Diary of a Young Officer–Josiah Marshall Favill (57th New York Infantry)

April 20th, Sunday morning. It is just one year ago today since I marched down Broadway as one of the Seventy-first regiment, enlisted for three months to put down the rebellion, and here it is stronger and more defiant than ever. How rapidly the year has passed, and how little we have done. So far [...]

0 comments

April 18th. At twelve o'clock last night we were suddenly routed out by a heavy cannonading and musketry, apparently in our front. As we always sleep here fully accoutred, we had nothing to do but grasp our arms and rush for the color line. Stood in line about an hour, watching the beautiful effect of [...]

0 comments

April 16th. Had a fine night's sleep, due to the luxury of a soft bed Seth made for me, out of pine needles stripped from the branches; glorious morning; in fact, the weather is enchanting, although yet early spring. After breakfast, sat in the open air in my shirt sleeves at the desk, making various [...]

0 comments

April 12th. Another delightful morning: Continuous streams of troops still arriving and marching to the front. Stores and guns too, are landing now, and the siege train is getting ready for its terrible work. Detailed four hundred and fifty men for fatigue duty in the trenches before Yorktown, with Captain La Valley to command them. [...]

0 comments

April 9th. Captain Fiske returned to-day from sick leave, and resumed his duties of adjutant general. The general, in relieving me, complimented me gracefully on the performance of my duties, and told me not to forget to call upon him. I returned to the regiment, and resumed the duties of regimental adjutant. Neither Seth nor [...]

0 comments

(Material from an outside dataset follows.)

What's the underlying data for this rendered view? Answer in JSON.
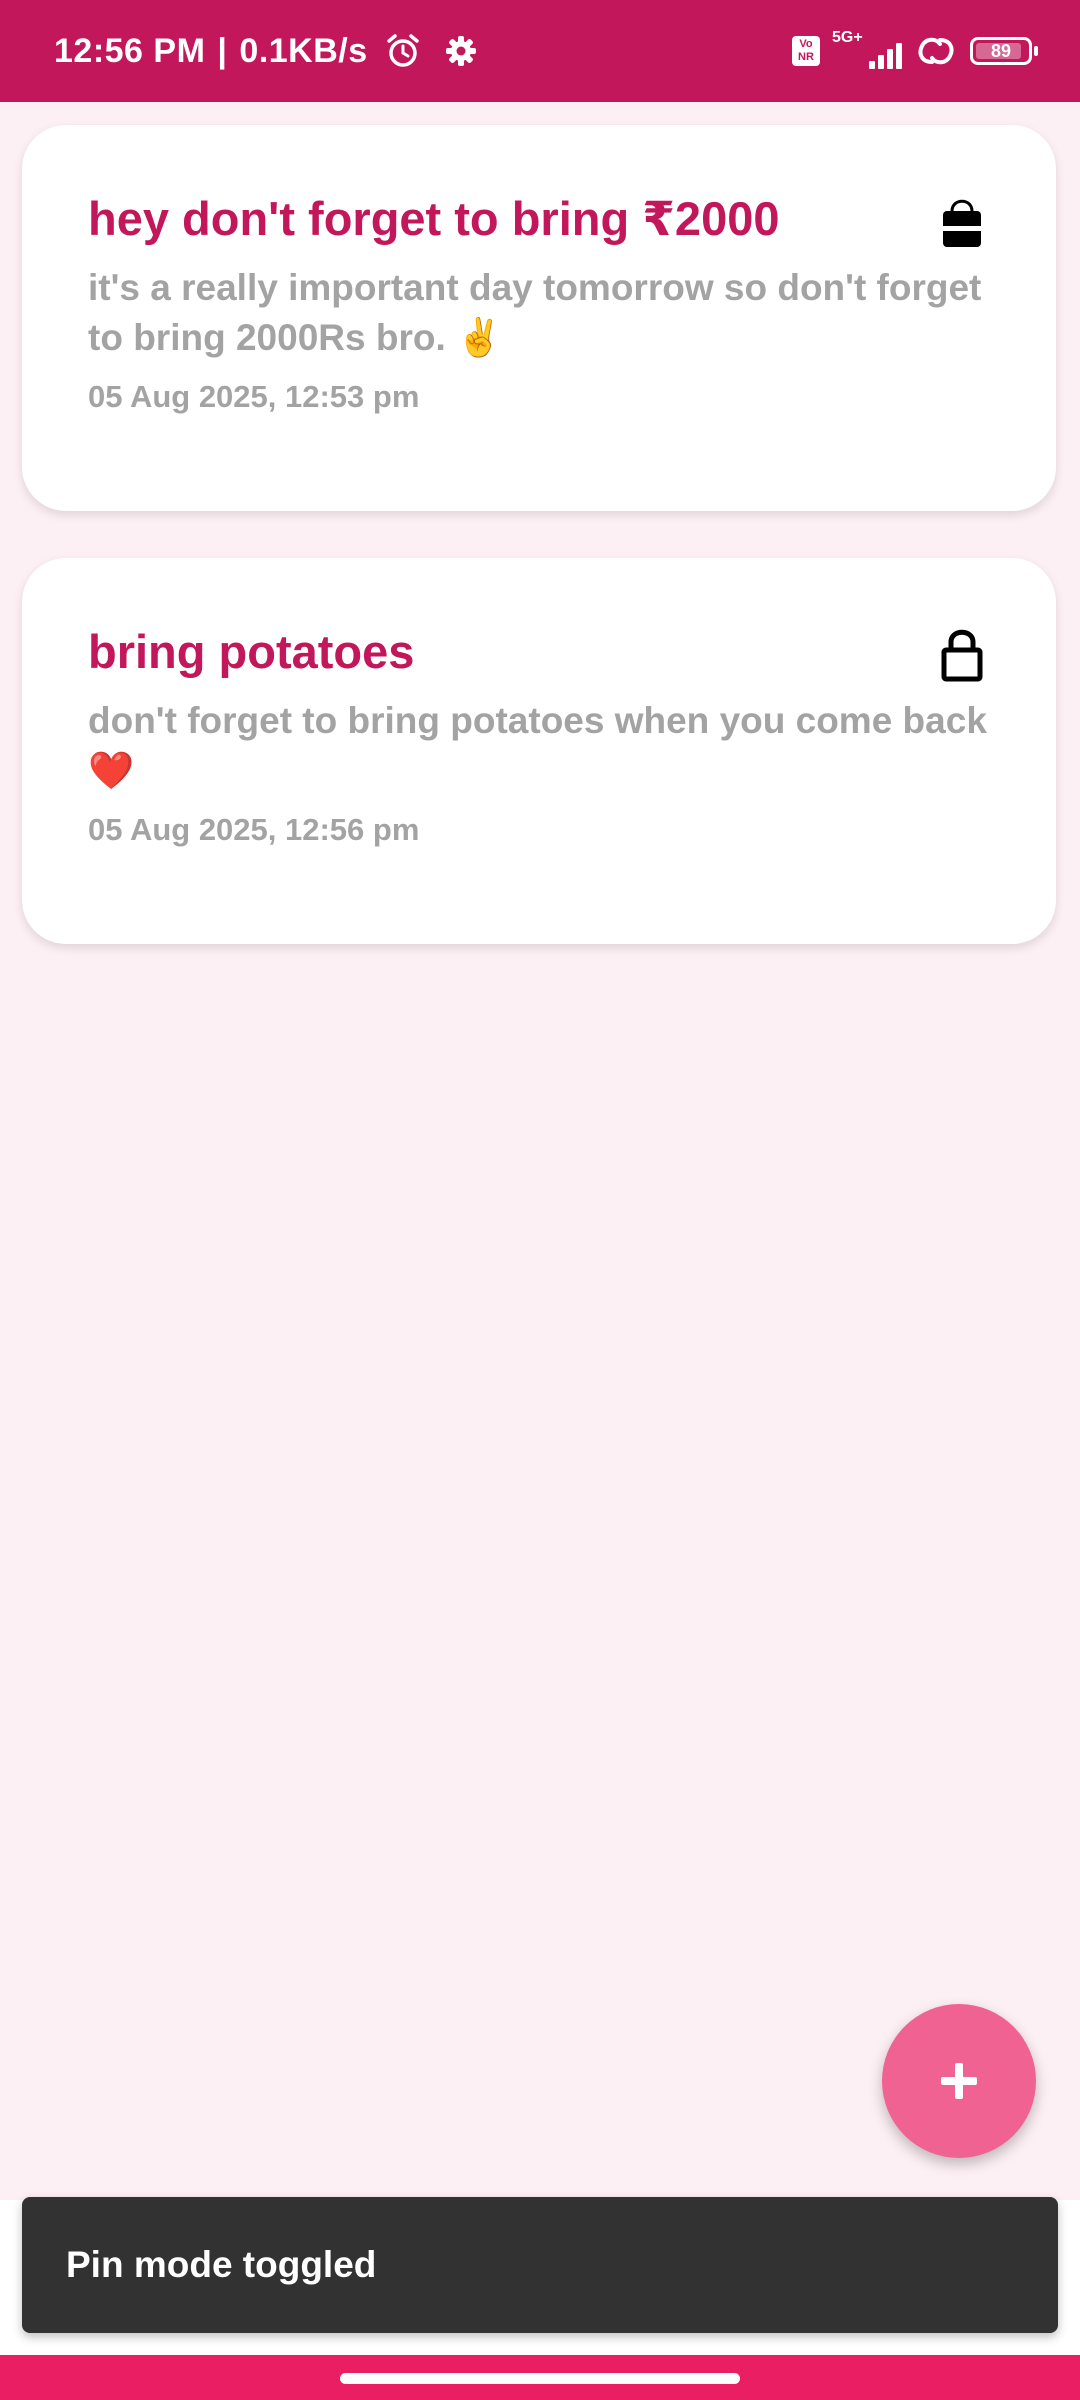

April 6th. Arrived towards evening off Fortress Monroe, and came to an anchor amidst an immense fleet of transports loaded down with troops. The following morning, the 7th, we weighed anchor, and with the fleet, steamed to Ship Point, on the northern side of the Peninsula, between the York and James rivers, ran in shore [...]

0 comments

(April 3rd) On the 25th, we marched to Warrenton Junction, meeting with no resistance, the cavalry alone doing a little skirmishing. Blenker's division of Germans marched with us, and appeared to be a bad lot of fellows, without order or discipline; they spread all over the country, capturing everything within their reach. They loaded themselves [...]

0 comments

Mount Jackson, Wednesday, March 26, 1862. The robins on the trees around me sing merrily this morning, as if this part of the world was enjoying its usual quiet, and the soldiers are laughing and talking as cheerfully as if apprehension of danger and alarm for the future was the last of their thoughts. Since [...]

0 comments

Manassas Junction, March 18, 1862. Lieutenant J. M. Favill, A. A. A. General, Sir: On the 14th instant, about 9:30 A. M., this regiment marched with a brigade of cavalry, all under the command of Brigadier-General George Stoneman, via the Orange and Alexandria railroad to Cedar Run. The march was rendered somewhat tedious and difficult [...]

0 comments

(March 18th) I occupied the rebel adjutant general's office, which was a large, long, log house, with a good fireplace in one end of it, shingle roof, and board door. The roof leaked a good deal, but otherwise the place was very comfortable. We found it strewn with reports, letters, and returns, and picked up [...]

0 comments

(March 16, 1862) On the 14th the cavalry, accompanied by the Fifty-seventh, started along the Orange and Alexandria railroad to Cedar Run. They had a brush with the enemy's pickets in the evening near Cedar Run, driving them off the ground. On the 15th the infantry advanced to Catlett's Station, where they exchanged shots for [...]

0 comments
1 2 3